Be aware of your body language. You may be nervous but fidgeting or tapping your foot can be distracting to the interviewer and may make them think that you are not confident in your ability to do the job.
Try and keep good eye contact and if the employer puts out his/her hand to shake yours make sure you respond with a short but firm hand shake.
Answer their questions in a clear and concise manner. If you appear relaxed and open in your body language the employer will become more relaxed too.
Make sure that you refer to your abilities and experience in a positive manner. Do not mention negative experiences in previous work places or what you consider to be your faults unless directly asked. Even then, try if possible, to present a negative quality in a positive light.
Nobody likes to be put on the spot so it’s always best to prepare a few questions beforehand if possible, but be careful some questions should ideally never be asked at an interview.
What not to ask at an interview!
Hopefully, you may have already done your homework and know in advance how much annual leave you can take or whether the employer operates flexible working patterns.
If not, however, it is generally wise not to bring up issues around pay, holiday, hours at an interview as an employer will expect you to be more focussed on the job rather than the perks.
When you are offered the job, feel free to check these details with the employer or human resources department as you are in a better negotiating position. If the employer brings up these issues with you at the interview then answer questions honestly but you do not have to answer any personal questions such as:
Do you envisage childcare being a problem if you take on this role?
When an employer contacts you to let you know that you have been successful and that they would like to offer you the job, make sure that you have any questions you wish to ask them, to hand.
It may take time to organise suitable childcare so check with the employer the potential start date they have in mind. Be realistic don’t say you can start in a week’s time if you know it may be difficult to organise childcare by then.
It is fine at this point to discuss your salary scale and if there is any leverage to start at a higher point of the scale if your experience warrants it.
You may also wish to discuss flexible working opportunities to fit around your family commitments. Information on flexible working can be found later on in this booklet.
Once you are clear on your working conditions it’s time to make sure that everything is in place for you to start your first day at work!

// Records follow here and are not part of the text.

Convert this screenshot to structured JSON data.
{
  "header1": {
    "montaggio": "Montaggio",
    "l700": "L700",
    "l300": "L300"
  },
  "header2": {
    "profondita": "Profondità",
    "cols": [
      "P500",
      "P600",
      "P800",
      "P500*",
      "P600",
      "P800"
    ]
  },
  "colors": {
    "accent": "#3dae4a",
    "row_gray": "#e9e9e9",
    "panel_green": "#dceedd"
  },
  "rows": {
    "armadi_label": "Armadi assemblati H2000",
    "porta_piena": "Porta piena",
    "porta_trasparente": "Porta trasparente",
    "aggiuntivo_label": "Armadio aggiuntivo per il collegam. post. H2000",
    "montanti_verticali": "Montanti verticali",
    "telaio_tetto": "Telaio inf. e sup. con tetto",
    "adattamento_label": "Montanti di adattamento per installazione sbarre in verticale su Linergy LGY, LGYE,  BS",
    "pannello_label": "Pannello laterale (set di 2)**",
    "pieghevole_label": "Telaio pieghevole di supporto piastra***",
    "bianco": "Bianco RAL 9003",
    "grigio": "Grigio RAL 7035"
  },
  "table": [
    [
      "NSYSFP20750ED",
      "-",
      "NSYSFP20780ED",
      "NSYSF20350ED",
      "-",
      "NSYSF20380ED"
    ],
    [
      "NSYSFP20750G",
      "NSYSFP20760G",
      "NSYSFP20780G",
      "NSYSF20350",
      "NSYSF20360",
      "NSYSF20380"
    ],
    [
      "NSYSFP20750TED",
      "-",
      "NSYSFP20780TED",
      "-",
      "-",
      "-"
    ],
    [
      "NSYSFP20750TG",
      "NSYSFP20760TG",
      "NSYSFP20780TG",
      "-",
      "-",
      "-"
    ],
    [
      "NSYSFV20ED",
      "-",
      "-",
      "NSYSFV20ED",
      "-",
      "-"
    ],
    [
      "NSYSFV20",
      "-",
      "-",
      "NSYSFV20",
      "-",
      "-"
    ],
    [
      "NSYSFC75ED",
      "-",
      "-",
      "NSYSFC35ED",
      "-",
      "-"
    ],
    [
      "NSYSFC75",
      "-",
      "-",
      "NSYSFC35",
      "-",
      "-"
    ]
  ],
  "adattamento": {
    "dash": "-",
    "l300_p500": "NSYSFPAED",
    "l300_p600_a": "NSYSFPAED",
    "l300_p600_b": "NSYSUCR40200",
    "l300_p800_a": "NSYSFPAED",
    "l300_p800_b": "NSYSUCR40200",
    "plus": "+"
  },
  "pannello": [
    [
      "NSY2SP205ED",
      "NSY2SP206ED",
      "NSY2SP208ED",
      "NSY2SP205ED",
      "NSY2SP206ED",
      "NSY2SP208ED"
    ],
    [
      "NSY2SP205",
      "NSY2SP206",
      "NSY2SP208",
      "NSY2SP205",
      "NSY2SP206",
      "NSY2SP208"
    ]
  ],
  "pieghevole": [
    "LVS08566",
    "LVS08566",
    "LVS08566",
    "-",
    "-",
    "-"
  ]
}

And don’t forget to celebrate! You’ve made it!
What if you’re not successful?
If you have not been successful at the interview this time, don’t worry, most people experience a few interviews before they find the right job for them. Treat the interview you have had as practice and learn from it. Most employers are happy for you to call them back to ask for feedback as to why you weren’t successful. This information could be invaluable for your next interview.
If you feel that you have been unfairly treated at an interview and discriminated against for being a parent or for any other reason contact: www.acas.org.uk or call the helpline on: 08457 47 47 47 for information and advice on how to deal with this.
There are many reasons why you might wish to set up your own business. You may have identified a particular gap in the market, you may wish to supplement your existing income by setting up your own part-time business or it may be the employment solution that best fits your current circumstances. Before you set about starting your own business get specialist advice.
Contact the Sutton Business Start Up Team on:
020 8770 4015.
If you don’t live in Sutton Surrey, try to contact the Council from your town.
you can download interview success from here!
Feel free to ask if you need help with English to Romanian translation.
Practice answering possible interview questions with a friend or family member in advance – they will be able to provide vital feedback on how you come across at an interview.